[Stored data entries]
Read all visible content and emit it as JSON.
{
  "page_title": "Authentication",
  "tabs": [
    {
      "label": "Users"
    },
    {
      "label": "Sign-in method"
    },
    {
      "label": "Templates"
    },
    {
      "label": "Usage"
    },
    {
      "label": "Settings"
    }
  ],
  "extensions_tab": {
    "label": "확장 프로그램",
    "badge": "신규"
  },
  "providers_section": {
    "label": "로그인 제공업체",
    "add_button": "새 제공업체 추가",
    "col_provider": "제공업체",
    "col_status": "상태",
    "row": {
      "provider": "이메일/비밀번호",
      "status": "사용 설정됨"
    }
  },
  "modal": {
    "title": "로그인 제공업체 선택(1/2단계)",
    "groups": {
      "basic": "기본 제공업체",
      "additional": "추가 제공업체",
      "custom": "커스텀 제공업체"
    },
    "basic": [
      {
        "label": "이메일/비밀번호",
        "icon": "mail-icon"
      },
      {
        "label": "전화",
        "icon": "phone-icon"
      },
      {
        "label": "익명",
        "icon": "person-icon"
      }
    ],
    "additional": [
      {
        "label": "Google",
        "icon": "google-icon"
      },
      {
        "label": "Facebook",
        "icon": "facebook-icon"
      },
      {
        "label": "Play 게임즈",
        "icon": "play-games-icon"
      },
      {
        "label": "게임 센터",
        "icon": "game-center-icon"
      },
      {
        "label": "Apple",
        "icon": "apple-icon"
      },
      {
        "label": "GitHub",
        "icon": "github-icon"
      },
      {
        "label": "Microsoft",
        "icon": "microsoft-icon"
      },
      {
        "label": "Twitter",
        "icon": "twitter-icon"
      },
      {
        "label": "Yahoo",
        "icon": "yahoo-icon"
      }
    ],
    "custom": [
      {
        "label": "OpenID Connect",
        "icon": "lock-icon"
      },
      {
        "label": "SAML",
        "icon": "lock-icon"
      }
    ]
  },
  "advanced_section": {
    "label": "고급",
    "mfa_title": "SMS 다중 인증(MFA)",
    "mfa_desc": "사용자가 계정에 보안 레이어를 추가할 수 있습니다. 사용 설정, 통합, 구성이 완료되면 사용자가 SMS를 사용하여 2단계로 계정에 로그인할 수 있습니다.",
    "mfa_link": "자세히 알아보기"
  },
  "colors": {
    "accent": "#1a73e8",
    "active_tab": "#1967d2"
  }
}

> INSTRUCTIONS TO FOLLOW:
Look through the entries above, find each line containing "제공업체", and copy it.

> REPLY:
    "label": "로그인 제공업체",
    "add_button": "새 제공업체 추가",
    "col_provider": "제공업체",
    "title": "로그인 제공업체 선택(1/2단계)",
      "basic": "기본 제공업체",
      "additional": "추가 제공업체",
      "custom": "커스텀 제공업체"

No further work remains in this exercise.